16 October, 2020
Team17 have been oddly consistent in the rogue-like genre as of late. From the wacky Down Under to the simple but effective Neon Abyss, this publisher has solidified themselves as a team that knows what they are looking for. Crown Trick attempts to offer something a little bit unique but will Team17’s royalty fail or can this be their crown jewel?
What might hit you first upon booting up Crown Trick is its excellent pixel art aesthetic. There’s a wonderful little opening cinematic with fluid animation, a cute cast and a rather intriguing story, which introduces protagonist Elle and her magic shapeshifting crown, trapped in a dungeon and faced with a snarly little monster reminiscent of the pigs from Angry Birds. This great little animation sets up the rogue-like mechanic well. After each death, you are whisked up and brought back home to your throne. This is the “crown trick.”
Like all rogue-likes, there is a cyclical nature to Crown Trick. Before meeting the omniscient talking crown, Elle is informed she is inextricably walking the plane between dream and reality. What type of dream Crown Trick might be is dependant on your knowledge, skill and, most importantly, patience. You will die and rise again a lot throughout your time in Crown Trick and that’s just part of how it works. After making a pact with the crown to continue exploring your dreams, you may take on your first run.
Crown Trick’s gameplay is not that of a traditional rogue-like. It actually feels a little closer to a tactical RPG like Fire Emblem crossed with Crypt of the Necrodancer. This comparison may seem a little strange initially but it’ll make sense as you get more familiar. All rooms fit into a system of tiles. Moving up, down, left or right moves you by the same amount each time to give a layer of tacticality to each encounter. Moves also have a certain rhythm. As you move, so too do your enemies. This means you can make predictions based on your knowledge of enemies, their attack types and the way they move. Weapons like spears can hit two blocks ahead of you where guns will hit four.
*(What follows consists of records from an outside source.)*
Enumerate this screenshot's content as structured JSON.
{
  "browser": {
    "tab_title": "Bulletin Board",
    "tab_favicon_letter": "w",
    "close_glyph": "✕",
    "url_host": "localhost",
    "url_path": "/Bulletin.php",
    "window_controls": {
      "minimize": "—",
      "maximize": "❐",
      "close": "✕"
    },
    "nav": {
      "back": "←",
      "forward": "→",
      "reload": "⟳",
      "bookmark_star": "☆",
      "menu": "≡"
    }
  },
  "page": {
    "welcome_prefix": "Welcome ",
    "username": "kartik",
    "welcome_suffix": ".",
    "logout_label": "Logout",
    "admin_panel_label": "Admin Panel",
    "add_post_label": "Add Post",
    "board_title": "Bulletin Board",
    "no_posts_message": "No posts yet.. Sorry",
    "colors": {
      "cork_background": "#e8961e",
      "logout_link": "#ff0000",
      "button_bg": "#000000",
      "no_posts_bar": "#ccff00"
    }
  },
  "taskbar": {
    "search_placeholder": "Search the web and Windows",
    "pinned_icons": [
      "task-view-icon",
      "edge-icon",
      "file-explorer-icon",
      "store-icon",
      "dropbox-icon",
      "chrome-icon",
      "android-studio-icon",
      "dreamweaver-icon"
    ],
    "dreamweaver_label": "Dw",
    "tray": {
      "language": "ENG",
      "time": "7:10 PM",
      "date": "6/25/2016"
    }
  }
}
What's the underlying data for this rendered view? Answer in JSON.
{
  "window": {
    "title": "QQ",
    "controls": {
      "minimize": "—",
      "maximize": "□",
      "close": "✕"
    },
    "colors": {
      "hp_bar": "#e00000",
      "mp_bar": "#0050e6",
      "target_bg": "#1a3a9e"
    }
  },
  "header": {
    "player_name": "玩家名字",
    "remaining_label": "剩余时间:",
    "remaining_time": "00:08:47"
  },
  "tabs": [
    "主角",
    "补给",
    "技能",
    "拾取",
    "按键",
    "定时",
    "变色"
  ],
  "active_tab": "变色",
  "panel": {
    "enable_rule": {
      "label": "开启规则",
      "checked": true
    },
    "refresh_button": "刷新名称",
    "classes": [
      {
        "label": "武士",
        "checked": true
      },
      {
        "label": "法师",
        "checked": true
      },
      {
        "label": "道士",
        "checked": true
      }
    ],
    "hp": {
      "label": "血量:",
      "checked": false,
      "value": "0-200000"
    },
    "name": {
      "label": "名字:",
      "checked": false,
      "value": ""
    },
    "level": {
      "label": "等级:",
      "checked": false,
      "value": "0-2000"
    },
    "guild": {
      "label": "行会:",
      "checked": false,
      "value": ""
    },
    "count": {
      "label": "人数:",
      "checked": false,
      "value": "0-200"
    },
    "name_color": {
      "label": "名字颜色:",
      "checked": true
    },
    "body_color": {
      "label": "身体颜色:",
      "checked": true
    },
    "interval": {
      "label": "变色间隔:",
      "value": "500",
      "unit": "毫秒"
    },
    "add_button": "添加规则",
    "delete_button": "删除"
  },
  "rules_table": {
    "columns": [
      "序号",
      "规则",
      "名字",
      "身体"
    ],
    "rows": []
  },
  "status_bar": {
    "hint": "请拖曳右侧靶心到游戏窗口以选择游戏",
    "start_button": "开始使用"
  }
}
Guns need reloading every now and then taking up a precious turn. Every weapon and choice has an adequate opportunity cost really making you agonise over your decisions. This means there is a lot of room to learn, perfect and practice.
As well as the innate sense of progression Crown Trick’s gameplay instils, there are multiple progression systems in-game that can upgrade things like your potions, inventory and choices through NPCs. As you explore each run, you will start to recruit people back to the “Hall of Reincarnation”, the place you respawn. You can spend Soul Shards picked up from enemies through various characters, all of which favours a certain part of your run. One might focus on your currency where another wants to stock you up on potions. They get very expensive, making progression slow quite early in the game. As well as long term progression, items like gold and keys help you from run to run. Gold can be spent in shops or used for gambling in order to get new weapons or perks. Collectable keys can be used to open locked areas or rooms.
Your moment to moment gameplay will be spent analysing rooms, watching your items and figuring out what works best for your current build, so to speak. Defeating each boss gives you the option of adding their special moves to your arsenal in future runs. These bosses include a mischievous scarecrow, a wind focused chicken and a variety of others. You can pick two to learn from each run giving you a total of four extra moves. Using them requires Mana and ends your current turn. They play around with environmental effects in cool ways. The dragon can spawn an exploding barrel that can be blown up. You can place this on a vent or pad to fire it across a room and into the face of an unsuspecting victim. There is a certain satisfaction to planning out every precise move without failure but sometimes that failure is what makes Crown Trick so fun. Spawning that barrel only to have it blasted right back at you adds a certain cheekiness to the game that is only accentuated by its freaky fever dream character design. Being followed around by anthropomorphic mops or fighting chickens adds a flair of fun that might have been lost without it.
Despite all it has going for it, Crown Trick is not a flawless game. It is rather slow due to its difficulty and limited progression. The floor design is also a little lacklustre making runs often feel very samey. It doesn’t have structured builds as strong as similar rogue-likes which kills just a bit more of its replayability. The majority of your runs will feel like fighting the same boss fight rather than playing a new character. Luckily, its theming and atmosphere add a great deal to keep you moving. The music goes from a chilling waltz in the Hall of Reincarnation to electronic ambient music in each floor. This and the creepy yet pretty visuals come together to make this strange trippy dreamlike quality to the entirety of Crown Trick, intentionally so. Even the boss fights have very light ominous music.
It seems that Crown Trick has a vision for itself above all else. At points, it chooses the harder path rather than the one that might work better. Sticking to relevant items, themes and gameplay decisions might limit it somewhat but it also makes the overall package much more appealing. Whilst not perfect, Crown Trick has managed to give a unique rogue-like experience to a genre oversaturated with copy-paste ideas.
A unique fever dream world and atmosphere
Nice tactical mechanics
Difficulty may put some off
Rather slow progression and limited floor design
While not perfect, Crown Trick has managed to give a unique rogue-like experience to a genre oversaturated with copy-paste ideas.